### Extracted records
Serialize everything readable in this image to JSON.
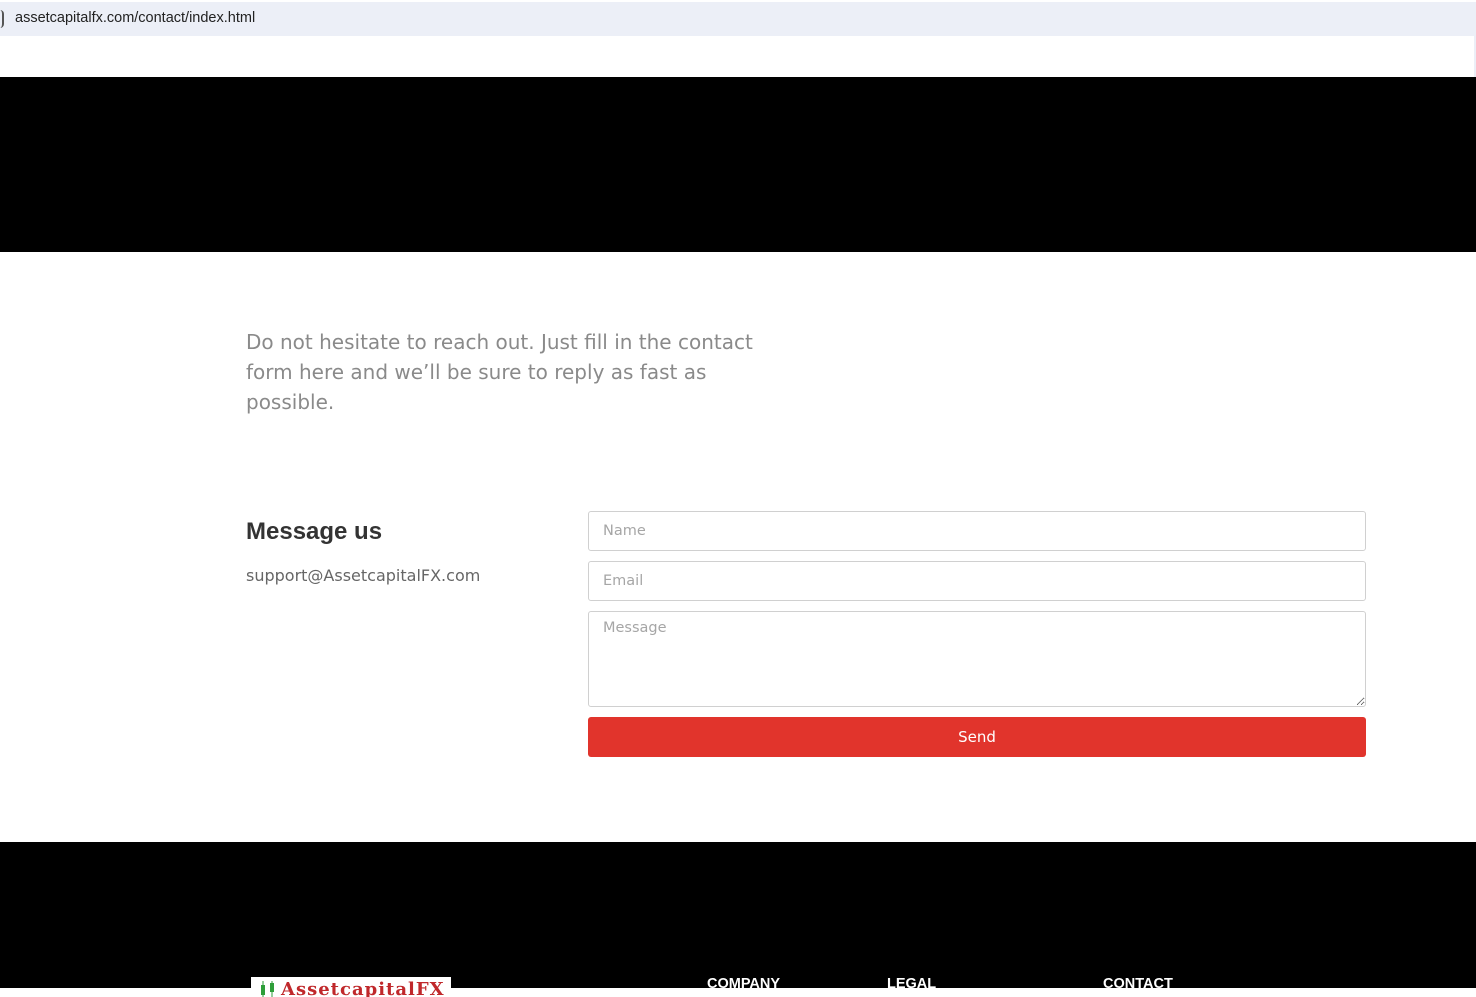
{
  "browser": {
    "url": "assetcapitalfx.com/contact/index.html"
  },
  "intro": {
    "text": "Do not hesitate to reach out. Just fill in the contact form here and we’ll be sure to reply as fast as possible."
  },
  "contact": {
    "title": "Message us",
    "email": "support@AssetcapitalFX.com"
  },
  "form": {
    "name_placeholder": "Name",
    "email_placeholder": "Email",
    "message_placeholder": "Message",
    "send_label": "Send",
    "accent_color": "#e1342c"
  },
  "footer": {
    "logo_text": "AssetcapitalFX",
    "headings": {
      "company": "COMPANY",
      "legal": "LEGAL",
      "contact": "CONTACT"
    }
  }
}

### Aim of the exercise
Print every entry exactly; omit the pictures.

### Exercise result
Serialize everything readable in this image to JSON.
{
  "browser": {
    "url": "assetcapitalfx.com/contact/index.html"
  },
  "intro": {
    "text": "Do not hesitate to reach out. Just fill in the contact form here and we’ll be sure to reply as fast as possible."
  },
  "contact": {
    "title": "Message us",
    "email": "support@AssetcapitalFX.com"
  },
  "form": {
    "name_placeholder": "Name",
    "email_placeholder": "Email",
    "message_placeholder": "Message",
    "send_label": "Send",
    "accent_color": "#e1342c"
  },
  "footer": {
    "logo_text": "AssetcapitalFX",
    "headings": {
      "company": "COMPANY",
      "legal": "LEGAL",
      "contact": "CONTACT"
    }
  }
}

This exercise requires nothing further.